If anybody knew the real Steve Jobs, it's Woz.
And as if you ask Steve Wozniak, who cofounded Apple, Ashton Kutcher's biopic on the company's late chairman, jOBS, gets it "totally wrong."
Woz came to this conclusion, he told Gizmodo, after watching a clip of the flick that surfaced online and showed the 34-year-old thesp, in the role of the mercurial bearded entrepreneur, trying to convince the computer wiz about the intrinsic societal value of his designs.
"Not close...we never had such interaction and roles...I'm not even sure what it's getting at...personalities are very wrong although mine is closer," Wozniak wrote in a comment to the site.
The 62-year-old engineer and programmer argued that the scene in question essentially got Apple's birth backward when it came to which of the two men saw the machine's potential.
"Totally wrong," Woz explained further in an email to the site. "Personalities and where the ideas of computers affecting society did not come from Jobs. They inspired me and were widely spoken at the Homebrew Computer Club [of which he was a member]. Steve came back from Oregon and came to a club meeting and didn't start talking about this great social impact."
Rather, Wozniak noted, the real Jobs initially had a less grandiose vision.
"His idea was to make a $20 PC board and sell it for $40 to help people at the club build the computer I'd given away," recalled the computer scientist. "The lofty talk came much further down the line."
As for how he is portrayed in the drama by The Book of Mormon's Josh Gad, in Woz's opinion, the filmmakers took some dramatic license.
"I never looked like a professional. We were both kids. Our relationship was so different than what was portrayed.
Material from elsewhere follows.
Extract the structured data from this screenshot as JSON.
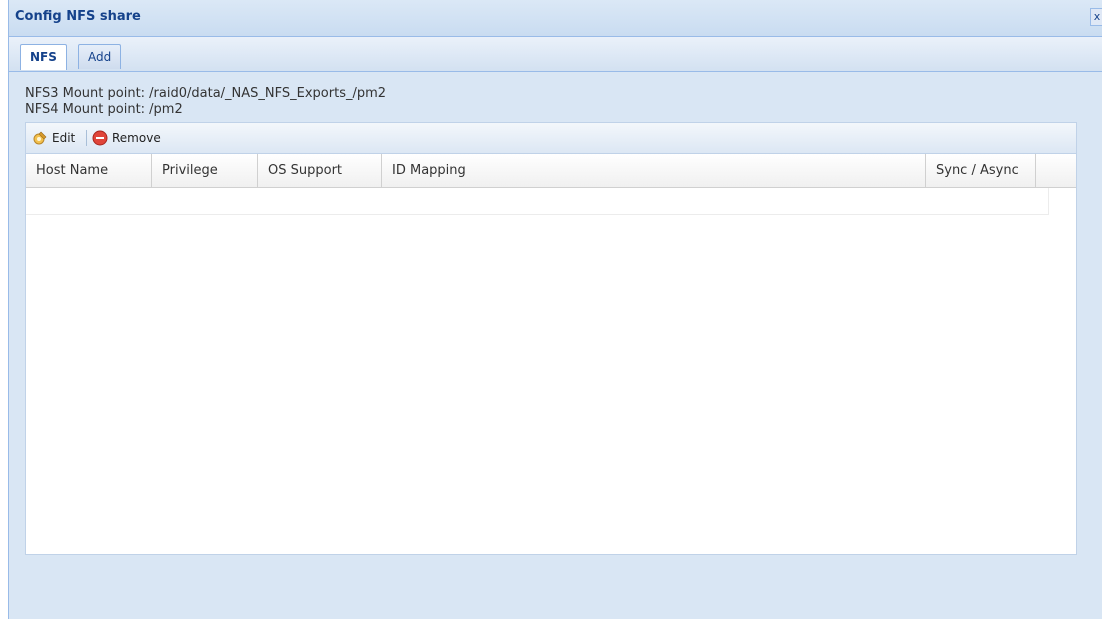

I'm embarrassed but if the movie is fun and entertaining, all the better," he said.
OK...so it's not exactly adhering to history.
But while Wozniak admitted he only saw the one clip and can forgive inaccuracies like the invented scene as long as "the meaning portrayed is correct," the non-tie-wearing Apple cofounder allowed that jOBS could still be "very good."
Those folks who didn't catch the movie's Sundance premiere last Friday will have to wait until April 19 when jOBS hits theaters.